The most common symptom reported in those that suffer from sleep apnea is that they wake up still exhausted after sleeping a full night. Your dentist may very well be the first person to notice the signs and share this information with you as sleep apnea can have a detrimental effect on your teeth.
When someone is experiencing the signs of sleep apnea they will learn that as they are sleeping their breathing will be regularly interrupted while they are trying to rest. These pauses can be caused by a lack of respiratory effort, physical blockage of airflow, or a combination of both. The frequency and duration of these pauses can vary greatly.
The Obvious Signs Of Sleep Apnea
Sleep apnea can have an effect on your oral health. Your dentist may notice these common signs during your routine exam:
- Receding or inflamed gums
- Tongue with scalloped edges
- Worn tooth surfaces
- Teeth grinding (bruxism), which may cause wear and breakage

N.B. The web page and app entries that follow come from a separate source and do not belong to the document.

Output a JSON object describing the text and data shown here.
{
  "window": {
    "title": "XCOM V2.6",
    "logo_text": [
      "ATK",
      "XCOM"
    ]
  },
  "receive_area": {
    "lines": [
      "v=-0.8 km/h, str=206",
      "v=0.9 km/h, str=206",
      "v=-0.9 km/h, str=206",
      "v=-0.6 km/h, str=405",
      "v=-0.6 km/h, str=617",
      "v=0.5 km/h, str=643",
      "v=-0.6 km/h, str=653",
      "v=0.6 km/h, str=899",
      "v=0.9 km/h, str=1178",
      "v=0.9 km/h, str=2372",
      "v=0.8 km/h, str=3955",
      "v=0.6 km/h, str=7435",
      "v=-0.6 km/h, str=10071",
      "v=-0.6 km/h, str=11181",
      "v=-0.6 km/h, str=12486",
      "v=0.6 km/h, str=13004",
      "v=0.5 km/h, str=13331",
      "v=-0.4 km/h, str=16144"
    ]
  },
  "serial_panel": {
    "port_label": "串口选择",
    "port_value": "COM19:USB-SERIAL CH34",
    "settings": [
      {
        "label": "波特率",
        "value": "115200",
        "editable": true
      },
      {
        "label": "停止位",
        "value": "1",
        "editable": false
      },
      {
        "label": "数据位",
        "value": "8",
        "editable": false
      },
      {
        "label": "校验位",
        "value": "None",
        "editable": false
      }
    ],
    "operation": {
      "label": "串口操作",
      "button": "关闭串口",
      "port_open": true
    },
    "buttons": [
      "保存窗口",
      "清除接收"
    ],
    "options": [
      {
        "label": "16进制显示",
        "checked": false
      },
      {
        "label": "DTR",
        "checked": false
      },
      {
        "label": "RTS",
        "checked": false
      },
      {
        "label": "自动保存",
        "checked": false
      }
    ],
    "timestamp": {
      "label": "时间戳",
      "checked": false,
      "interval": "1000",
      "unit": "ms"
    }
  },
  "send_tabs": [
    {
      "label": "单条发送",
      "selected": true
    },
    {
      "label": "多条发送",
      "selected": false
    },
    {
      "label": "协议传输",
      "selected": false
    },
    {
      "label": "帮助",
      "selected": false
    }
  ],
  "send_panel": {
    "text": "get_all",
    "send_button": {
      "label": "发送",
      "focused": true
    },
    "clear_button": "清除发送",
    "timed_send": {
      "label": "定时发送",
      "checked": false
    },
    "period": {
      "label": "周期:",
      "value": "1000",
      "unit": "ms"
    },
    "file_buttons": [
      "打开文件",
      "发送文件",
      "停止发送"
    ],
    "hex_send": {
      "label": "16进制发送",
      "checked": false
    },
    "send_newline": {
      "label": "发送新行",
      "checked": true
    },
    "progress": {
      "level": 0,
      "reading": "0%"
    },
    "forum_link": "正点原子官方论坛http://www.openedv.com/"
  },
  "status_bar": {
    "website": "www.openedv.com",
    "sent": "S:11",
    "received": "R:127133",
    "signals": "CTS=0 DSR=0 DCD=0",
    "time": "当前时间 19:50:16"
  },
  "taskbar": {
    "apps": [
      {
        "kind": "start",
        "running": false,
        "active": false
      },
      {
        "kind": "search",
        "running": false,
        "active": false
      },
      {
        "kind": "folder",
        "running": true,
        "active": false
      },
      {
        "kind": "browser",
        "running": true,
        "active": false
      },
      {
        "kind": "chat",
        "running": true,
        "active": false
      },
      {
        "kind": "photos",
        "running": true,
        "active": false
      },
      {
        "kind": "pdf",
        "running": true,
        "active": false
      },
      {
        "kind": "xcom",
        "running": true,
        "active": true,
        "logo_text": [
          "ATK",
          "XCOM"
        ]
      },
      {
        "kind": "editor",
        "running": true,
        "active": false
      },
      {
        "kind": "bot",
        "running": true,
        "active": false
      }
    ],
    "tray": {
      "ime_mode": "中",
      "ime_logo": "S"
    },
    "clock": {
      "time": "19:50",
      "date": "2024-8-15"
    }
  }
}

- Spike in cavities due to damage to teeth as a result of grinding
- Redness in the throat (caused by excessive snoring)
The most common form of sleep apnea is called Obstructive Sleep Apnea (OSA). OSA is caused by a physical blockage of airflow when sleeping. Common symptoms of OSA include choking or gasping while attempting to sleep, waking frequently during the night, night sweats, morning headaches, loud snoring, high blood pressure, and dry mouth when waking.
A person that is experiencing these symptoms can spend the day feeling exhausted even though to them they would have slept a full night. Sleep apnea is also linked to a greater risk of heart disease, obesity, high blood pressure, and diabetes.
What Steps Will My Dentist Take If They Spot The Signs Of Sleep Apnea?
Dentists cannot diagnose sleep apnea. However, they are often some of the first people who can spot symptoms or let you know if you have an increased risk of developing the condition since your jaw and related structures can contribute to OSA.
Your dentist can conduct a dental exam and take X-rays of your neck and mouth, which might reveal abnormally large tissues in the throat or other blockages in the airway. If they notice any physical blockages they will recommend you visit your doctor.